Personally, this writer believes a lot of this has to do with manufactured deflection from other issues. It also has the fingerprints of Steve Bannon. For example, Trump’s son-in-law will have an office in the White House while he searches for some position for his daughter, Ivanka. If this were an Arab country, we would avert our eyes because it is the norm.
Another example is this statement by Rex Tillerson:
We’re going to have to send China a clear signal that, first, the island-building stops and, second, your access to those islands also is not going to be allowed.
Compare this with a statement by Steve Bannon to the Independent:
We’re going to war in the South China Sea in five to 10 years, aren’t we? There’s no doubt about that.
Tillerson’s comment is a nicely worded ultimatum, but an ultimatum- much like red lines- can have serious consequences. If enforced, it has the potential for war. If not, you look weak. Just ask Obama about red lines and ultimatums in Syria.
His animosity towards Mexico may very well be motivated by a revenge factor given his failed business adventures south of the border. The Trump Ocean Resort in Baja along with his proposed resort in Cozumel were thwarted by the Mexican government long before he claimed Mexico sent criminals to the United States. Possible personal vendettas do not make for good foreign policy.
Trump is combative, erratic and an apparent bully. He responds to resistance and criticism by either doubling down, or deflecting attention with something else. This was gratifying when he was taking on the mainstream media, Washington pundits, Wall Street bankers and Acela corridor elites. His campaign was great entertainment. Because so many were tired of the lectures from the elite, Trump was elected president. But the entertainment should have stopped on November 9th, 2016.

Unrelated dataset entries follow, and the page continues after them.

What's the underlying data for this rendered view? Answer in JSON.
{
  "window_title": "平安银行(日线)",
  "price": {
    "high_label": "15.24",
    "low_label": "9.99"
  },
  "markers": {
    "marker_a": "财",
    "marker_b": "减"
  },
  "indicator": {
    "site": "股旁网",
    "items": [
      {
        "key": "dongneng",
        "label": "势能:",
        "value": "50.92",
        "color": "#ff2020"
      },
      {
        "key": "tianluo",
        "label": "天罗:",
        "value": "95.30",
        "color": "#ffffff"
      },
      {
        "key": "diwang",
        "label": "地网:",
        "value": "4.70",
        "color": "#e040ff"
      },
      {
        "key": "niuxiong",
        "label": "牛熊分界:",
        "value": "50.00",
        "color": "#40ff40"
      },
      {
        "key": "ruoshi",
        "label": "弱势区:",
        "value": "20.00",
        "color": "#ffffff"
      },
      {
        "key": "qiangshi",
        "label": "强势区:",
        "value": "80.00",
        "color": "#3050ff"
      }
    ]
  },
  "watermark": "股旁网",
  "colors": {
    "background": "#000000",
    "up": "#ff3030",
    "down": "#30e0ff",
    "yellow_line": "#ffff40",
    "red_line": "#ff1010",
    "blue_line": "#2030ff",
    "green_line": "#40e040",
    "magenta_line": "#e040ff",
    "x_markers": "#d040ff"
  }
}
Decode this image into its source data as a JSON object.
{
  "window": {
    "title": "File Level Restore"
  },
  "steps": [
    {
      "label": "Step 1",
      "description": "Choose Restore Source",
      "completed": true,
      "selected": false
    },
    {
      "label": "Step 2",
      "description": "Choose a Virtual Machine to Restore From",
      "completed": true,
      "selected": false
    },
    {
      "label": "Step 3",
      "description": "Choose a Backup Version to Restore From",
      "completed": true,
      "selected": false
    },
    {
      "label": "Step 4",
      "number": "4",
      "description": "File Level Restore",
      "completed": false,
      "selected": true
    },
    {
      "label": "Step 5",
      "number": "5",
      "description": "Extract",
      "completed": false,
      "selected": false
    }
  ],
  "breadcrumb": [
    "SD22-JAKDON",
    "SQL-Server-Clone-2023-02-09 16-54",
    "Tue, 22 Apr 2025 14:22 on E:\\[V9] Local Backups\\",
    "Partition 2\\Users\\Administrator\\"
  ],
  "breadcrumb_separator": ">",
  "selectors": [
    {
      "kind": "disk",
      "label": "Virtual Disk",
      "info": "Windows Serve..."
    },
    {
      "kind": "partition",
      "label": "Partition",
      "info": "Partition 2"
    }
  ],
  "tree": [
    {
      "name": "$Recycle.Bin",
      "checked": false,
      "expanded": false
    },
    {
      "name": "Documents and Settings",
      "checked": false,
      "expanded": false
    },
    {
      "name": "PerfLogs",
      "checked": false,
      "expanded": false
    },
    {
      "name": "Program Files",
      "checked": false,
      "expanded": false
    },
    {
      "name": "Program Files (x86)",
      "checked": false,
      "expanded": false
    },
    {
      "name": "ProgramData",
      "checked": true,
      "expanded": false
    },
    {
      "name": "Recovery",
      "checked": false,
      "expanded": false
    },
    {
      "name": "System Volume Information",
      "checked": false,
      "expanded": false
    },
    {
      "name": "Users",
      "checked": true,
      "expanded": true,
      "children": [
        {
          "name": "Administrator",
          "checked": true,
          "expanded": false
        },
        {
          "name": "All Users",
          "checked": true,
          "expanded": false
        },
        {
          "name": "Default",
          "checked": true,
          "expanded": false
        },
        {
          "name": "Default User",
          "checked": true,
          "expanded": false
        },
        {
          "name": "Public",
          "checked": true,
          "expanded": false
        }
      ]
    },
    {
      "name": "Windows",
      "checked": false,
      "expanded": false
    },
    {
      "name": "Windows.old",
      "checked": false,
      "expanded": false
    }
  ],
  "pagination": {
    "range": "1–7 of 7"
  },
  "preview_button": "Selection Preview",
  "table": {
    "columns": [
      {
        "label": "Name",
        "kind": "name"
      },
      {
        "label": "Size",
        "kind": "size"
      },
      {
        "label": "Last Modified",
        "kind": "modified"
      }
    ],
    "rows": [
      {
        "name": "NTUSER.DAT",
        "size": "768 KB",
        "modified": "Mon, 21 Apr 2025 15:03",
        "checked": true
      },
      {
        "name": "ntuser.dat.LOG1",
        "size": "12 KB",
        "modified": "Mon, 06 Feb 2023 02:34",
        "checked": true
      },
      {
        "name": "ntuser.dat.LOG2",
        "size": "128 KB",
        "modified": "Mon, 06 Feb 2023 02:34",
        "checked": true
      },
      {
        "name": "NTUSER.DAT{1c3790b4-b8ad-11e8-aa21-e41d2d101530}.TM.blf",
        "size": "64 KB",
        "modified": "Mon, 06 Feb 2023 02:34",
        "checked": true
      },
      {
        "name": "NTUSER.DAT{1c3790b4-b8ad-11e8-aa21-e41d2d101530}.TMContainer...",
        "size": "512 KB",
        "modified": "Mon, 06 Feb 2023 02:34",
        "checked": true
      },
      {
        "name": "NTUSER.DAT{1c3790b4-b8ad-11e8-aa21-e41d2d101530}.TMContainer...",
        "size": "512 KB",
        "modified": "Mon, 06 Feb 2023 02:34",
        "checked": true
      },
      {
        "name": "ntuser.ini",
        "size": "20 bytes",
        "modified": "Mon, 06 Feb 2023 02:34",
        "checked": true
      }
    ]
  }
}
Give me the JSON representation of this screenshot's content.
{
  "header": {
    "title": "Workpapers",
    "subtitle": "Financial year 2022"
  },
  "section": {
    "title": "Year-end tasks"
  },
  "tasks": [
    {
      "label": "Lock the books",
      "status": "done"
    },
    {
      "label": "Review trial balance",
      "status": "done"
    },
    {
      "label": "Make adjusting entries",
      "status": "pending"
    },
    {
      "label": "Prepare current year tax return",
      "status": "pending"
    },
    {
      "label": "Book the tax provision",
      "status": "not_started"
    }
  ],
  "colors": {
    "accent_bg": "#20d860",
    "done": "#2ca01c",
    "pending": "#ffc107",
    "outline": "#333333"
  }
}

Bannon has found the perfect know-nothing in Trump after he failed to recruit Palin in 2012. After Bannon assumed control of Breitbart News after the death of Andy Breitbart in 2012, what was once a fairly well-read serious conservative news outlet became, in terms of headlines, the National Enquirer of conservative news. There were certainly many newsworthy stories on Breitbart that the mainstream media ignored, but there were also bombastic headlines that drew more readers in despite the dubious nature of their truthfulness.
Thus, Trump’s presidency and his accompanying rhetoric, comments, Tweets and actions are the Bannonization of the presidency and American politics much as he (Bannon) Bannonized Breitbart News.
If the previous three weeks are any indication, we are in for a long four years with Trump as president. One can only hope that it remains entertaining and does not become dangerously entertaining.